* **What is needed**
Leave every image out, and print the remaining lines below exactly.

* **Dataset records**
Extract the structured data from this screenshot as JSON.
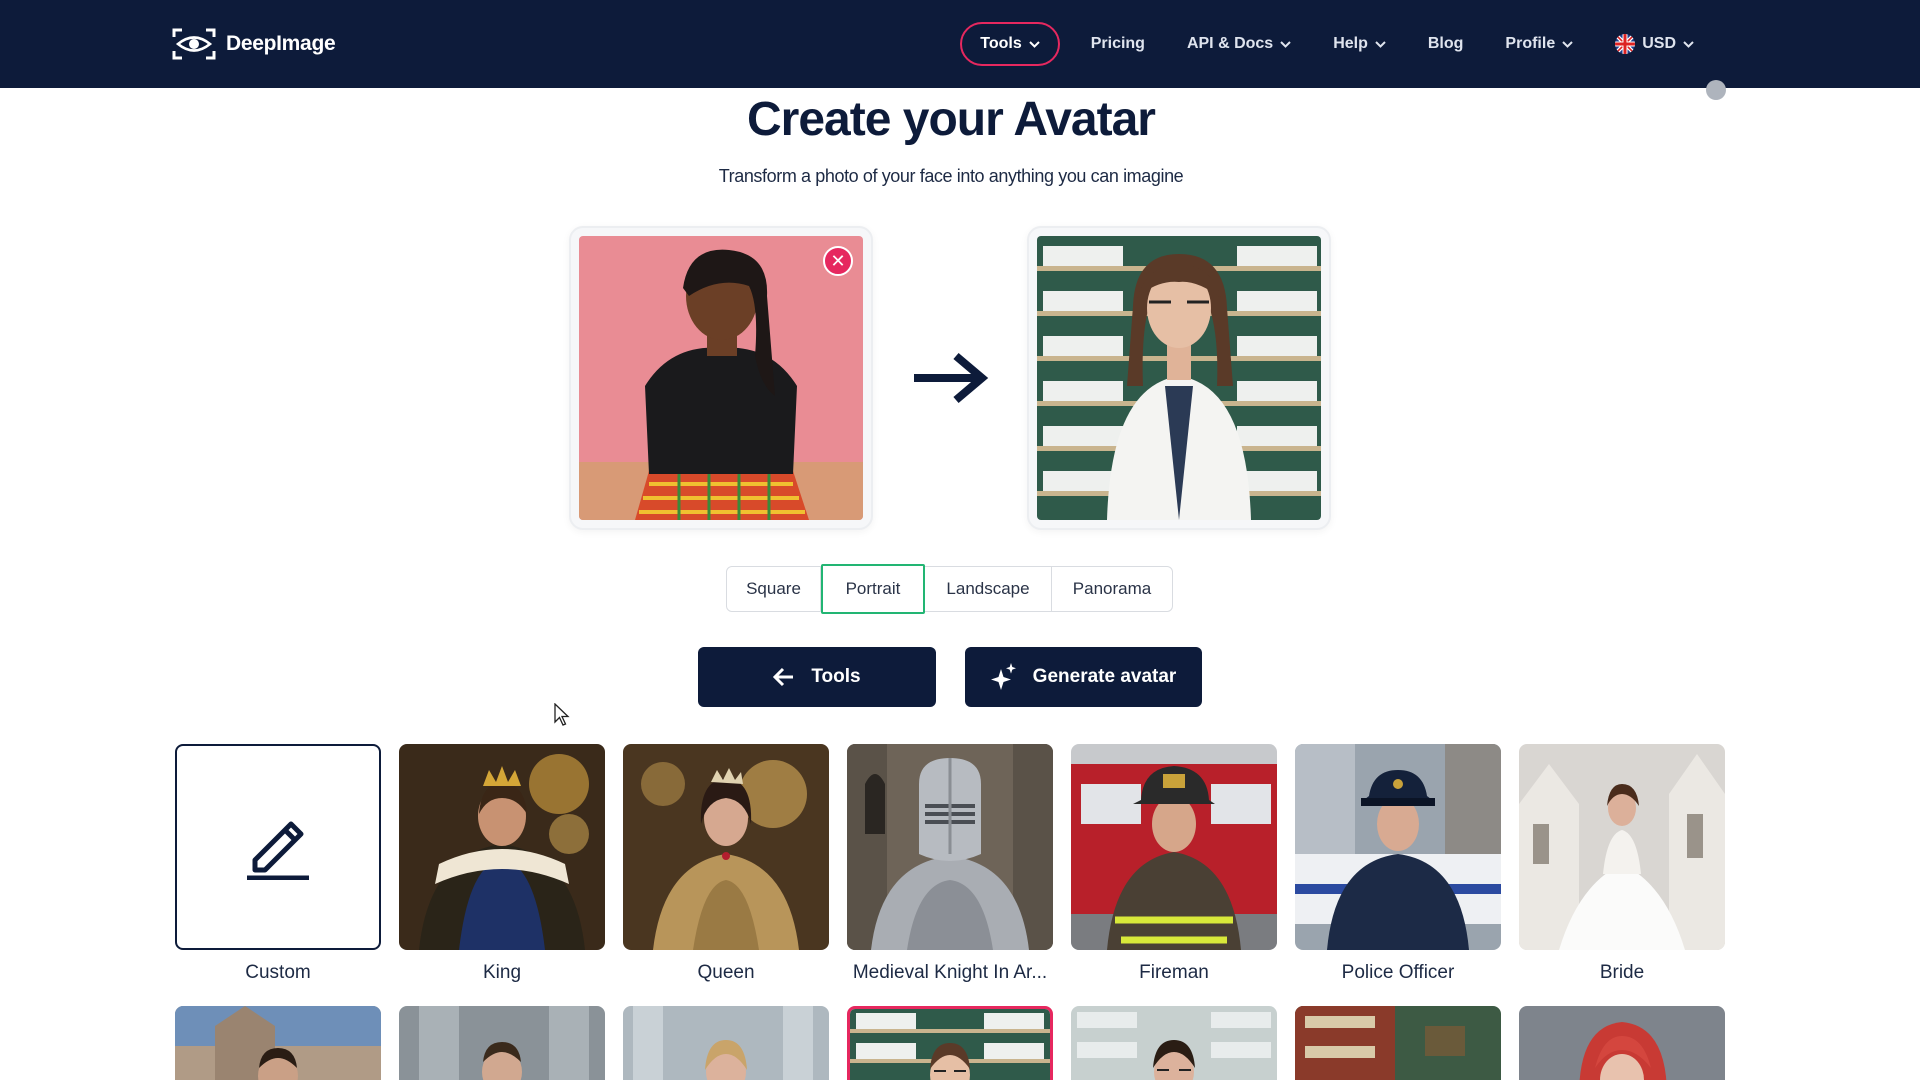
{
  "header": {
    "logo_text": "DeepImage",
    "nav": [
      {
        "label": "Tools",
        "has_dropdown": true,
        "active": true
      },
      {
        "label": "Pricing",
        "has_dropdown": false
      },
      {
        "label": "API & Docs",
        "has_dropdown": true
      },
      {
        "label": "Help",
        "has_dropdown": true
      },
      {
        "label": "Blog",
        "has_dropdown": false
      },
      {
        "label": "Profile",
        "has_dropdown": true
      },
      {
        "label": "USD",
        "has_dropdown": true,
        "icon": "uk-flag-icon"
      }
    ]
  },
  "hero": {
    "title": "Create your Avatar",
    "subtitle": "Transform a photo of your face into anything you can imagine"
  },
  "aspect": {
    "options": [
      "Square",
      "Portrait",
      "Landscape",
      "Panorama"
    ],
    "selected": "Portrait"
  },
  "actions": {
    "back_label": "Tools",
    "generate_label": "Generate avatar"
  },
  "styles": {
    "row1": [
      {
        "label": "Custom"
      },
      {
        "label": "King"
      },
      {
        "label": "Queen"
      },
      {
        "label": "Medieval Knight In Ar..."
      },
      {
        "label": "Fireman"
      },
      {
        "label": "Police Officer"
      },
      {
        "label": "Bride"
      }
    ]
  },
  "colors": {
    "navy": "#0d1b3a",
    "accent_pink": "#e6285f",
    "accent_green": "#22b573"
  }
}
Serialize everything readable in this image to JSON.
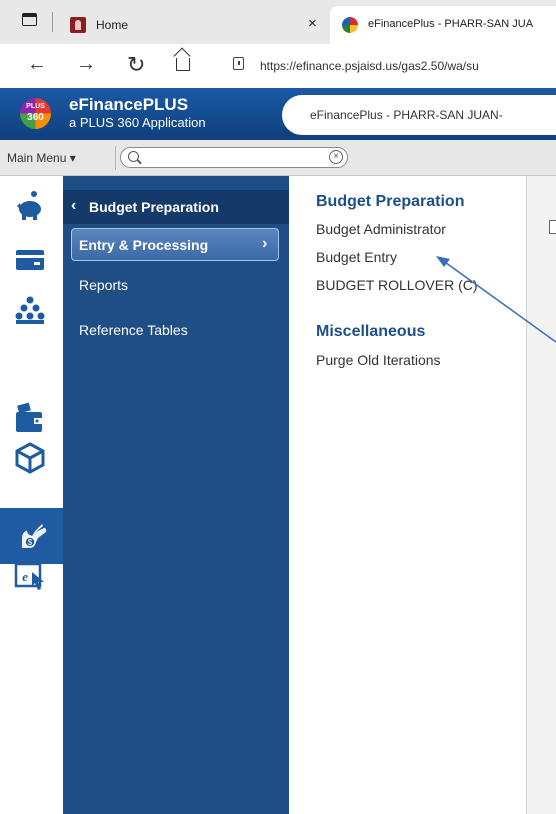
{
  "browser": {
    "tabs": [
      {
        "title": "Home",
        "close": "×"
      },
      {
        "title": "eFinancePlus - PHARR-SAN JUA"
      }
    ],
    "url": "https://efinance.psjaisd.us/gas2.50/wa/su",
    "nav": {
      "back": "←",
      "forward": "→",
      "reload": "↻"
    }
  },
  "app": {
    "logo_line1": "PLUS",
    "logo_line2": "360",
    "name": "eFinancePLUS",
    "subtitle": "a PLUS 360 Application",
    "pill_text": "eFinancePlus - PHARR-SAN JUAN-"
  },
  "toolbar": {
    "main_menu": "Main Menu ▾",
    "search_value": "",
    "clear": "×"
  },
  "rail": {
    "icons": [
      "piggy-bank-icon",
      "credit-card-icon",
      "people-icon",
      "hand-dollar-icon",
      "wallet-icon",
      "box-icon",
      "texas-icon",
      "efp-cursor-icon"
    ],
    "selected": "hand-dollar-icon"
  },
  "submenu": {
    "back": "‹",
    "title": "Budget Preparation",
    "items": [
      {
        "label": "Entry & Processing",
        "chevron": "›",
        "selected": true
      },
      {
        "label": "Reports"
      },
      {
        "label": "Reference Tables"
      }
    ]
  },
  "content": {
    "sections": [
      {
        "title": "Budget Preparation",
        "links": [
          "Budget Administrator",
          "Budget Entry",
          "BUDGET ROLLOVER (C)"
        ]
      },
      {
        "title": "Miscellaneous",
        "links": [
          "Purge Old Iterations"
        ]
      }
    ]
  },
  "colors": {
    "header_blue": "#1a5aa6",
    "submenu_blue": "#1f4e87",
    "section_title": "#1e4f8c",
    "annotation": "#3b6db8"
  }
}
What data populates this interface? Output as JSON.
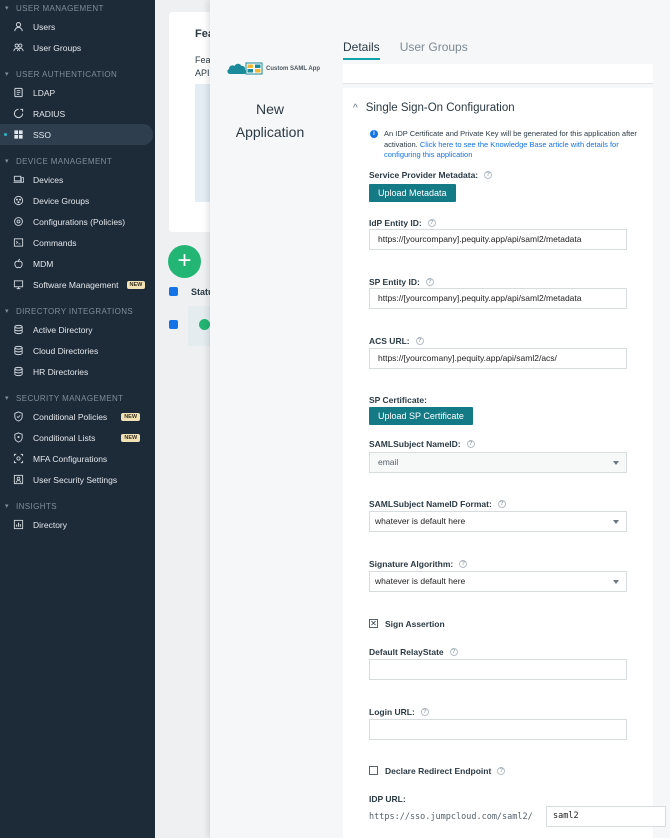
{
  "sidebar": {
    "sections": [
      {
        "title": "USER MANAGEMENT",
        "items": [
          {
            "label": "Users",
            "icon": "user-icon"
          },
          {
            "label": "User Groups",
            "icon": "user-groups-icon"
          }
        ]
      },
      {
        "title": "USER AUTHENTICATION",
        "items": [
          {
            "label": "LDAP",
            "icon": "ldap-icon"
          },
          {
            "label": "RADIUS",
            "icon": "radius-icon"
          },
          {
            "label": "SSO",
            "icon": "sso-icon",
            "active": true
          }
        ]
      },
      {
        "title": "DEVICE MANAGEMENT",
        "items": [
          {
            "label": "Devices",
            "icon": "devices-icon"
          },
          {
            "label": "Device Groups",
            "icon": "device-groups-icon"
          },
          {
            "label": "Configurations (Policies)",
            "icon": "configurations-icon"
          },
          {
            "label": "Commands",
            "icon": "commands-icon"
          },
          {
            "label": "MDM",
            "icon": "apple-icon"
          },
          {
            "label": "Software Management",
            "icon": "software-icon",
            "badge": "NEW"
          }
        ]
      },
      {
        "title": "DIRECTORY INTEGRATIONS",
        "items": [
          {
            "label": "Active Directory",
            "icon": "database-icon"
          },
          {
            "label": "Cloud Directories",
            "icon": "cloud-directories-icon"
          },
          {
            "label": "HR Directories",
            "icon": "hr-directories-icon"
          }
        ]
      },
      {
        "title": "SECURITY MANAGEMENT",
        "items": [
          {
            "label": "Conditional Policies",
            "icon": "shield-icon",
            "badge": "NEW"
          },
          {
            "label": "Conditional Lists",
            "icon": "shield-list-icon",
            "badge": "NEW"
          },
          {
            "label": "MFA Configurations",
            "icon": "mfa-icon"
          },
          {
            "label": "User Security Settings",
            "icon": "security-settings-icon"
          }
        ]
      },
      {
        "title": "INSIGHTS",
        "items": [
          {
            "label": "Directory",
            "icon": "chart-icon"
          }
        ]
      }
    ]
  },
  "background": {
    "card_title": "Fea",
    "card_sub1": "Fea",
    "card_sub2": "API",
    "add_label": "+",
    "status_header": "Statu"
  },
  "modal": {
    "logo_text": "Custom SAML App",
    "app_name_line1": "New",
    "app_name_line2": "Application",
    "tabs": [
      "Details",
      "User Groups"
    ],
    "section_title": "Single Sign-On Configuration",
    "info_text": "An IDP Certificate and Private Key will be generated for this application after activation. ",
    "info_link": "Click here to see the Knowledge Base article with details for configuring this application",
    "sp_metadata_label": "Service Provider Metadata:",
    "upload_metadata": "Upload Metadata",
    "idp_entity_label": "IdP Entity ID:",
    "idp_entity_value": "https://[yourcompany].pequity.app/api/saml2/metadata",
    "sp_entity_label": "SP Entity ID:",
    "sp_entity_value": "https://[yourcompany].pequity.app/api/saml2/metadata",
    "acs_label": "ACS URL:",
    "acs_value": "https://[yourcomany].pequity.app/api/saml2/acs/",
    "sp_cert_label": "SP Certificate:",
    "upload_sp_cert": "Upload SP Certificate",
    "nameid_label": "SAMLSubject NameID:",
    "nameid_value": "email",
    "nameid_format_label": "SAMLSubject NameID Format:",
    "nameid_format_value": "whatever is default here",
    "sig_alg_label": "Signature Algorithm:",
    "sig_alg_value": "whatever is default here",
    "sign_assertion_label": "Sign Assertion",
    "sign_assertion_mark": "✕",
    "relay_label": "Default RelayState",
    "relay_value": "",
    "login_label": "Login URL:",
    "login_value": "",
    "redirect_label": "Declare Redirect Endpoint",
    "idp_url_label": "IDP URL:",
    "idp_url_prefix": "https://sso.jumpcloud.com/saml2/",
    "idp_url_value": "saml2",
    "help_glyph": "?"
  },
  "colors": {
    "sidebar_bg": "#1d2b39",
    "accent_teal": "#137a86",
    "tab_underline": "#10a4a9",
    "link_blue": "#1473e6",
    "add_green": "#22b573"
  }
}
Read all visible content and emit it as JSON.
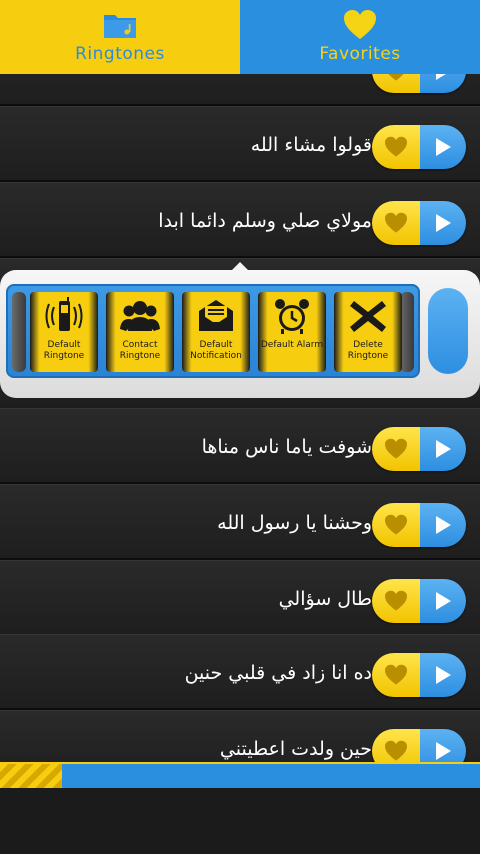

* **Answer below**
Extract the structured data from this screenshot as JSON.
{
  "header": {
    "logo_text": "DeepImage",
    "nav": [
      {
        "label": "Tools",
        "has_dropdown": true,
        "active": true
      },
      {
        "label": "Pricing",
        "has_dropdown": false
      },
      {
        "label": "API & Docs",
        "has_dropdown": true
      },
      {
        "label": "Help",
        "has_dropdown": true
      },
      {
        "label": "Blog",
        "has_dropdown": false
      },
      {
        "label": "Profile",
        "has_dropdown": true
      },
      {
        "label": "USD",
        "has_dropdown": true,
        "icon": "uk-flag-icon"
      }
    ]
  },
  "hero": {
    "title": "Create your Avatar",
    "subtitle": "Transform a photo of your face into anything you can imagine"
  },
  "aspect": {
    "options": [
      "Square",
      "Portrait",
      "Landscape",
      "Panorama"
    ],
    "selected": "Portrait"
  },
  "actions": {
    "back_label": "Tools",
    "generate_label": "Generate avatar"
  },
  "styles": {
    "row1": [
      {
        "label": "Custom"
      },
      {
        "label": "King"
      },
      {
        "label": "Queen"
      },
      {
        "label": "Medieval Knight In Ar..."
      },
      {
        "label": "Fireman"
      },
      {
        "label": "Police Officer"
      },
      {
        "label": "Bride"
      }
    ]
  },
  "colors": {
    "navy": "#0d1b3a",
    "accent_pink": "#e6285f",
    "accent_green": "#22b573"
  }
}
Serialize everything readable in this image to JSON.
{
  "browser": {
    "tabs": [
      {
        "title": "Home",
        "close": "×"
      },
      {
        "title": "eFinancePlus - PHARR-SAN JUA"
      }
    ],
    "url": "https://efinance.psjaisd.us/gas2.50/wa/su",
    "nav": {
      "back": "←",
      "forward": "→",
      "reload": "↻"
    }
  },
  "app": {
    "logo_line1": "PLUS",
    "logo_line2": "360",
    "name": "eFinancePLUS",
    "subtitle": "a PLUS 360 Application",
    "pill_text": "eFinancePlus - PHARR-SAN JUAN-"
  },
  "toolbar": {
    "main_menu": "Main Menu ▾",
    "search_value": "",
    "clear": "×"
  },
  "rail": {
    "icons": [
      "piggy-bank-icon",
      "credit-card-icon",
      "people-icon",
      "hand-dollar-icon",
      "wallet-icon",
      "box-icon",
      "texas-icon",
      "efp-cursor-icon"
    ],
    "selected": "hand-dollar-icon"
  },
  "submenu": {
    "back": "‹",
    "title": "Budget Preparation",
    "items": [
      {
        "label": "Entry & Processing",
        "chevron": "›",
        "selected": true
      },
      {
        "label": "Reports"
      },
      {
        "label": "Reference Tables"
      }
    ]
  },
  "content": {
    "sections": [
      {
        "title": "Budget Preparation",
        "links": [
          "Budget Administrator",
          "Budget Entry",
          "BUDGET ROLLOVER (C)"
        ]
      },
      {
        "title": "Miscellaneous",
        "links": [
          "Purge Old Iterations"
        ]
      }
    ]
  },
  "colors": {
    "header_blue": "#1a5aa6",
    "submenu_blue": "#1f4e87",
    "section_title": "#1e4f8c",
    "annotation": "#3b6db8"
  }
}
What data populates this interface? Output as JSON.
{
  "sidebar": {
    "sections": [
      {
        "title": "USER MANAGEMENT",
        "items": [
          {
            "label": "Users",
            "icon": "user-icon"
          },
          {
            "label": "User Groups",
            "icon": "user-groups-icon"
          }
        ]
      },
      {
        "title": "USER AUTHENTICATION",
        "items": [
          {
            "label": "LDAP",
            "icon": "ldap-icon"
          },
          {
            "label": "RADIUS",
            "icon": "radius-icon"
          },
          {
            "label": "SSO",
            "icon": "sso-icon",
            "active": true
          }
        ]
      },
      {
        "title": "DEVICE MANAGEMENT",
        "items": [
          {
            "label": "Devices",
            "icon": "devices-icon"
          },
          {
            "label": "Device Groups",
            "icon": "device-groups-icon"
          },
          {
            "label": "Configurations (Policies)",
            "icon": "configurations-icon"
          },
          {
            "label": "Commands",
            "icon": "commands-icon"
          },
          {
            "label": "MDM",
            "icon": "apple-icon"
          },
          {
            "label": "Software Management",
            "icon": "software-icon",
            "badge": "NEW"
          }
        ]
      },
      {
        "title": "DIRECTORY INTEGRATIONS",
        "items": [
          {
            "label": "Active Directory",
            "icon": "database-icon"
          },
          {
            "label": "Cloud Directories",
            "icon": "cloud-directories-icon"
          },
          {
            "label": "HR Directories",
            "icon": "hr-directories-icon"
          }
        ]
      },
      {
        "title": "SECURITY MANAGEMENT",
        "items": [
          {
            "label": "Conditional Policies",
            "icon": "shield-icon",
            "badge": "NEW"
          },
          {
            "label": "Conditional Lists",
            "icon": "shield-list-icon",
            "badge": "NEW"
          },
          {
            "label": "MFA Configurations",
            "icon": "mfa-icon"
          },
          {
            "label": "User Security Settings",
            "icon": "security-settings-icon"
          }
        ]
      },
      {
        "title": "INSIGHTS",
        "items": [
          {
            "label": "Directory",
            "icon": "chart-icon"
          }
        ]
      }
    ]
  },
  "background": {
    "card_title": "Fea",
    "card_sub1": "Fea",
    "card_sub2": "API",
    "add_label": "+",
    "status_header": "Statu"
  },
  "modal": {
    "logo_text": "Custom SAML App",
    "app_name_line1": "New",
    "app_name_line2": "Application",
    "tabs": [
      "Details",
      "User Groups"
    ],
    "section_title": "Single Sign-On Configuration",
    "info_text": "An IDP Certificate and Private Key will be generated for this application after activation. ",
    "info_link": "Click here to see the Knowledge Base article with details for configuring this application",
    "sp_metadata_label": "Service Provider Metadata:",
    "upload_metadata": "Upload Metadata",
    "idp_entity_label": "IdP Entity ID:",
    "idp_entity_value": "https://[yourcompany].pequity.app/api/saml2/metadata",
    "sp_entity_label": "SP Entity ID:",
    "sp_entity_value": "https://[yourcompany].pequity.app/api/saml2/metadata",
    "acs_label": "ACS URL:",
    "acs_value": "https://[yourcomany].pequity.app/api/saml2/acs/",
    "sp_cert_label": "SP Certificate:",
    "upload_sp_cert": "Upload SP Certificate",
    "nameid_label": "SAMLSubject NameID:",
    "nameid_value": "email",
    "nameid_format_label": "SAMLSubject NameID Format:",
    "nameid_format_value": "whatever is default here",
    "sig_alg_label": "Signature Algorithm:",
    "sig_alg_value": "whatever is default here",
    "sign_assertion_label": "Sign Assertion",
    "sign_assertion_mark": "✕",
    "relay_label": "Default RelayState",
    "relay_value": "",
    "login_label": "Login URL:",
    "login_value": "",
    "redirect_label": "Declare Redirect Endpoint",
    "idp_url_label": "IDP URL:",
    "idp_url_prefix": "https://sso.jumpcloud.com/saml2/",
    "idp_url_value": "saml2",
    "help_glyph": "?"
  },
  "colors": {
    "sidebar_bg": "#1d2b39",
    "accent_teal": "#137a86",
    "tab_underline": "#10a4a9",
    "link_blue": "#1473e6",
    "add_green": "#22b573"
  }
}
Read all visible content and emit it as JSON.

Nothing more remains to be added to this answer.